But an object space normal map doesn't rely on the mesh, and per-axis concavity or convexity makes sense in that case-- and an object space normal map can be created from a mesh + tangent space normal map, just by baking an object space normal map (or by remapping object-space normals to the 0,1 space and baking raw emission.)

Now, how to evaluate whether our normals are convex or concave in some particular axis? By comparing offset normals-- that is, we want to see how our normals change as we travel across our UV:

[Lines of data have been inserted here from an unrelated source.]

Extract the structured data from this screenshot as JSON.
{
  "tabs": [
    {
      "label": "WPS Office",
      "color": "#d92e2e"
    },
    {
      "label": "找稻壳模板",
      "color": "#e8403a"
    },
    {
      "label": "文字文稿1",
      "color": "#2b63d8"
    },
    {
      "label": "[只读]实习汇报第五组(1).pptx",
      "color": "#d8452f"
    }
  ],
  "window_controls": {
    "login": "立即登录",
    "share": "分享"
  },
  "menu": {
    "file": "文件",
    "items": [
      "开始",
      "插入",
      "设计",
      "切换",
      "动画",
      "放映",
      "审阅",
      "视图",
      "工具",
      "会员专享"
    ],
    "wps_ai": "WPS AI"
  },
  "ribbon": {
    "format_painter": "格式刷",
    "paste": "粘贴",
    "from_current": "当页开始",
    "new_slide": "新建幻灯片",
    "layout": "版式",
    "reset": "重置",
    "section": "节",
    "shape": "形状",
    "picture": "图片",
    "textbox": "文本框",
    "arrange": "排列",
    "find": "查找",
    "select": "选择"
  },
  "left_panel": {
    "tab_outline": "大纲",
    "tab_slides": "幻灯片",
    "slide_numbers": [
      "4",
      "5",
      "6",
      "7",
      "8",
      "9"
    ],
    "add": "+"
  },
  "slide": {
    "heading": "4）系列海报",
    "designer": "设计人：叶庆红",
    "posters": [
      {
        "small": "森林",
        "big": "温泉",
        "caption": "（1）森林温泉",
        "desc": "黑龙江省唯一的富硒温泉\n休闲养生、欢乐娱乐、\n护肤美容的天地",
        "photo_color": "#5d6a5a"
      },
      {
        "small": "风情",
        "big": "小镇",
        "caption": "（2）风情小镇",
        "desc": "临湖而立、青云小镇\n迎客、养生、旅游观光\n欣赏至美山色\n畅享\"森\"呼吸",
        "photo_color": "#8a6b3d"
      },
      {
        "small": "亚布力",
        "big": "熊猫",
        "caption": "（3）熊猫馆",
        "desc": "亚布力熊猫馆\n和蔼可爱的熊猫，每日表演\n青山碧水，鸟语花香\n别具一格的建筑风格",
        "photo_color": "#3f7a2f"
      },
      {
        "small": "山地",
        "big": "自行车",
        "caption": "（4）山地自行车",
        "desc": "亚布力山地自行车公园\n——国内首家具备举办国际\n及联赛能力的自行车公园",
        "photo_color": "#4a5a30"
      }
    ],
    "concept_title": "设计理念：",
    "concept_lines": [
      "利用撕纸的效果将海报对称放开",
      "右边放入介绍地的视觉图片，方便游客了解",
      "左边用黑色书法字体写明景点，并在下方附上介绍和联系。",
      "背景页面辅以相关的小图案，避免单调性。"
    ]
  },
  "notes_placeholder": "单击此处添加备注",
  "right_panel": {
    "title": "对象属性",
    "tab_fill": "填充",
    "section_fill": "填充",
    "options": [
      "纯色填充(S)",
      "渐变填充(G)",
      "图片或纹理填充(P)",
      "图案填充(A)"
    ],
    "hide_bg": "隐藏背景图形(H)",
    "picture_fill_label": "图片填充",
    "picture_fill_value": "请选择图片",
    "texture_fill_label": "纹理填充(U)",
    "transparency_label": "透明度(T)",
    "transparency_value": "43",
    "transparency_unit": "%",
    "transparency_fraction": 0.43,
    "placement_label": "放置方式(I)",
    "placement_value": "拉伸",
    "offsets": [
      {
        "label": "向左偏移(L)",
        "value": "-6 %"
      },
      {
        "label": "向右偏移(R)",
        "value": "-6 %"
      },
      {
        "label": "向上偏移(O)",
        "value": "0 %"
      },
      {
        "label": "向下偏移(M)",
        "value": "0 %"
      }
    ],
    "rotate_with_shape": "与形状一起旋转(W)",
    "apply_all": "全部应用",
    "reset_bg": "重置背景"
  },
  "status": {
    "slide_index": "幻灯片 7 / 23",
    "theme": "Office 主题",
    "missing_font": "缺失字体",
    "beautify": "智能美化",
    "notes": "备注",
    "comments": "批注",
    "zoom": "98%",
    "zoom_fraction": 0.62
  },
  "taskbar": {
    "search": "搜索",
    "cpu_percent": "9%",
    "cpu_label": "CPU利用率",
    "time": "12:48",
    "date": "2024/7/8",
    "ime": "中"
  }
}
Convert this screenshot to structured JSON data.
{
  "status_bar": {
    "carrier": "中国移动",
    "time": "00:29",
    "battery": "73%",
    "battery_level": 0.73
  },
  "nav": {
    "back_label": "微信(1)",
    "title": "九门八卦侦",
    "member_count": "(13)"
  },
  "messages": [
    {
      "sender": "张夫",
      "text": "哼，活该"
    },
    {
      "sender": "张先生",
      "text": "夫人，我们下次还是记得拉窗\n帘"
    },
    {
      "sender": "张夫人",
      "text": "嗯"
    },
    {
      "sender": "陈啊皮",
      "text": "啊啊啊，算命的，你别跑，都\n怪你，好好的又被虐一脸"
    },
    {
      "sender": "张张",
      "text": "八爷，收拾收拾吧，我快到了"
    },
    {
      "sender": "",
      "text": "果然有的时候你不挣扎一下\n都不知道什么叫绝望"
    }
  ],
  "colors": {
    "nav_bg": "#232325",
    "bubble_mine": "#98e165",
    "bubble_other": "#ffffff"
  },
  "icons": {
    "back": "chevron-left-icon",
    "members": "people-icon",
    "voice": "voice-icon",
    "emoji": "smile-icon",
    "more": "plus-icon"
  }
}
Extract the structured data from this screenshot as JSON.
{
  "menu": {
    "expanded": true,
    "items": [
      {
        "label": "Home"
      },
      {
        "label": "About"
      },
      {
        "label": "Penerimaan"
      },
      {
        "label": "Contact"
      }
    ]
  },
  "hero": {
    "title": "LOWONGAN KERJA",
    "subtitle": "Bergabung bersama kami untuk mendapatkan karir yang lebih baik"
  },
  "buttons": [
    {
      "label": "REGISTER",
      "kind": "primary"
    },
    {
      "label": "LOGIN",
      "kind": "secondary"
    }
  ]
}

So I compare our normal if we offset 1 pixel in U with our normal if we offset -1 pixel in U. Then I take the cross product of those two vectors. If our second vector is positively rotated relative to the first vector, the cross product is going to point in one direction, but if it's negatively rotated, then the cross product is going to point the other direction. So I can take the dot product of the cross product with any arbitrary vector to figure out which way it's pointing, and thus whether the cross product points this way or that way.

I'm outputting the convexity in U-- that is, convexity in the UV tangent. The full map of convexity would also output convexity in the V, by looking at the normals with offset V inputs instead of offset U inputs. If the convexity of U is different than the convexity of V, we have negative (saddle) curvature; if they're the same, we have positive (sphere or cave) curvature.

Also note that because I'm doing this by looking up actual values on an actual image, that seams impact this; and note that I'm not handling the special case of when my offset normals are identical (which would lead to a 0-vector cross product, which would lead to a 0 dot product, and would indicate no curvature, neither convexity nor concavity.)

Blender isn't really great for doing this. A decent game engine shader could get you delta(normal)/delta(UV) a lot more easily and more accurately; and really, this is the sort of work that would make more sense to do in compositing, except Blender just doesn't have the compositing tools developed enough to be able to do it without a lot of dumb busy work.